This was Temple’s last film on her 20th Century Fox contract.  She was 12 years old.

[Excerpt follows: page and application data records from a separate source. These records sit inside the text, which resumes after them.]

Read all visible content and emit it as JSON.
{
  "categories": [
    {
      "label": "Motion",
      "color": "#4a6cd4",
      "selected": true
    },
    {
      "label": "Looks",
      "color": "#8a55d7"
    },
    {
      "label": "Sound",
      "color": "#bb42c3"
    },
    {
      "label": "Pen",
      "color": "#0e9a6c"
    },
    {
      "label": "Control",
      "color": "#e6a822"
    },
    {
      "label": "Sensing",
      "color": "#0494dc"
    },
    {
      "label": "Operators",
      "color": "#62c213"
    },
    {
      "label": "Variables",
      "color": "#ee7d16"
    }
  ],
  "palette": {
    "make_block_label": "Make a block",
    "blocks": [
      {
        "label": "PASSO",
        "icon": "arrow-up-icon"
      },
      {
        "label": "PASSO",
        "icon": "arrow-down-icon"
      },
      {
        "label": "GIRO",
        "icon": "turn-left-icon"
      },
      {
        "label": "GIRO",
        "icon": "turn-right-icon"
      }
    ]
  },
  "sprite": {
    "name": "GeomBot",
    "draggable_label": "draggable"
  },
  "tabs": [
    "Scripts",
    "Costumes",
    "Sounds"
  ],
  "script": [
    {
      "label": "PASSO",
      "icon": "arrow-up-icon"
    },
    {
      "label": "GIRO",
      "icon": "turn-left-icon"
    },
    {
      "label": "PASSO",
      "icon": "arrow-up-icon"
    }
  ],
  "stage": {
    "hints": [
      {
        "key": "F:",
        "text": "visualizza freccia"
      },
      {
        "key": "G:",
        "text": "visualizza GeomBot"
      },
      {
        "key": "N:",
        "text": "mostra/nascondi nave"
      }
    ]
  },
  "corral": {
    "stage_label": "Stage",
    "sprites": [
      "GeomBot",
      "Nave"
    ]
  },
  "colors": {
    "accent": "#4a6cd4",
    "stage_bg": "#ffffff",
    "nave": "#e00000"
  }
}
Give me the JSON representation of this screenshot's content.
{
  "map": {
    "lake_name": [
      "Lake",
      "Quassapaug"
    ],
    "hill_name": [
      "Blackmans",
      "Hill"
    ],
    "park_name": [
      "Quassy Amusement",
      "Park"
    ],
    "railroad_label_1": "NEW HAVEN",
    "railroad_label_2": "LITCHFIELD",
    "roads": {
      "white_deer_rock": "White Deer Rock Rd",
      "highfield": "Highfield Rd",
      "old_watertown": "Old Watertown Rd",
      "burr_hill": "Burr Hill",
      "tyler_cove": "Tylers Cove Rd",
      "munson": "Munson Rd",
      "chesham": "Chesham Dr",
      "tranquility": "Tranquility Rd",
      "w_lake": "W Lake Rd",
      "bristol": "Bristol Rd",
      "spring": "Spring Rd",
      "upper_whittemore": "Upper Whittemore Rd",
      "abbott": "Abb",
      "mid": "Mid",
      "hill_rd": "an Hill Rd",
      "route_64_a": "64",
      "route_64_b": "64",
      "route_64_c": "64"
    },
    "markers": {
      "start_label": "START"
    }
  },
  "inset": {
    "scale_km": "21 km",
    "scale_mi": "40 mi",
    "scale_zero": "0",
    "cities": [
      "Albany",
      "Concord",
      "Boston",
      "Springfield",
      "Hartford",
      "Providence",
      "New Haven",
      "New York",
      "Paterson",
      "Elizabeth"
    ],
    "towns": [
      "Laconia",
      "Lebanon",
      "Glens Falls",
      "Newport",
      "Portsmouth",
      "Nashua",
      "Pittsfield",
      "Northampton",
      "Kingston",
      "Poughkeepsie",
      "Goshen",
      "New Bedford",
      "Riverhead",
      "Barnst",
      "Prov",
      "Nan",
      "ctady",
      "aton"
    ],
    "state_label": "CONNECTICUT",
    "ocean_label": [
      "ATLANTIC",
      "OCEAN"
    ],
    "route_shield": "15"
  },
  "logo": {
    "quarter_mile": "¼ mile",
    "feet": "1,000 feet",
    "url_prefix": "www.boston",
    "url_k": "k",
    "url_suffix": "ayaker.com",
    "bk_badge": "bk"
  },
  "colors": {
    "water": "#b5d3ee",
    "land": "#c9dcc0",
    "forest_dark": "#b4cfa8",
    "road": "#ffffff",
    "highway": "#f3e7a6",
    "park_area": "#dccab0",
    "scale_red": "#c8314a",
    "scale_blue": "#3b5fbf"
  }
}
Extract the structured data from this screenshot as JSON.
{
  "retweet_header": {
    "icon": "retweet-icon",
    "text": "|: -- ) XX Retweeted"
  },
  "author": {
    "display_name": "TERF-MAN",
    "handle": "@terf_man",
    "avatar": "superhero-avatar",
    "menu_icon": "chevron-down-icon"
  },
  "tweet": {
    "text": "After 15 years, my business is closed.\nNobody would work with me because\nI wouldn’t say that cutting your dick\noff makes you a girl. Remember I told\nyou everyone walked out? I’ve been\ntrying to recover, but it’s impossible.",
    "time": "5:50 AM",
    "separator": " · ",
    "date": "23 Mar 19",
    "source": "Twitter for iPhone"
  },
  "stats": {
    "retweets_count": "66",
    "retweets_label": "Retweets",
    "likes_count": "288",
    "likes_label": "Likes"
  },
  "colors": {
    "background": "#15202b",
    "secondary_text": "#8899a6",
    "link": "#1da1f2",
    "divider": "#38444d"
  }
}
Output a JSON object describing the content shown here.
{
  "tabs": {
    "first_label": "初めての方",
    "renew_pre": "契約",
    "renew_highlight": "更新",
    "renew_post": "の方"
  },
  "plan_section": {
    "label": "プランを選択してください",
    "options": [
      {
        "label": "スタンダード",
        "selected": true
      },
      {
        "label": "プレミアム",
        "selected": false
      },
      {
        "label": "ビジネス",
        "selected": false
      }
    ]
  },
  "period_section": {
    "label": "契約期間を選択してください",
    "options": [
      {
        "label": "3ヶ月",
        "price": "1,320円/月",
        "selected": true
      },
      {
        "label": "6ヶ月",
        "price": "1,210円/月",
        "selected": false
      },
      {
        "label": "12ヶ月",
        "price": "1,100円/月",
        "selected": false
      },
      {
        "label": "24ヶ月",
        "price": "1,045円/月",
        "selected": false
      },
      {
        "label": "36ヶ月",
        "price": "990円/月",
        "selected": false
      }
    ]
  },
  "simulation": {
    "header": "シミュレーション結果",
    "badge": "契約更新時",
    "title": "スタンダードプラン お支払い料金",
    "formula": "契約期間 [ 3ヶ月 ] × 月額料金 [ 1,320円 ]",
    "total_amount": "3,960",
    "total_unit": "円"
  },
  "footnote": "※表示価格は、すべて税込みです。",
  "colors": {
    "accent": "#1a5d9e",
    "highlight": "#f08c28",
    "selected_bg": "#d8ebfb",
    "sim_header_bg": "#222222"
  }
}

Clip – Shirley Temple sings “I Wouldn’t Take a Million”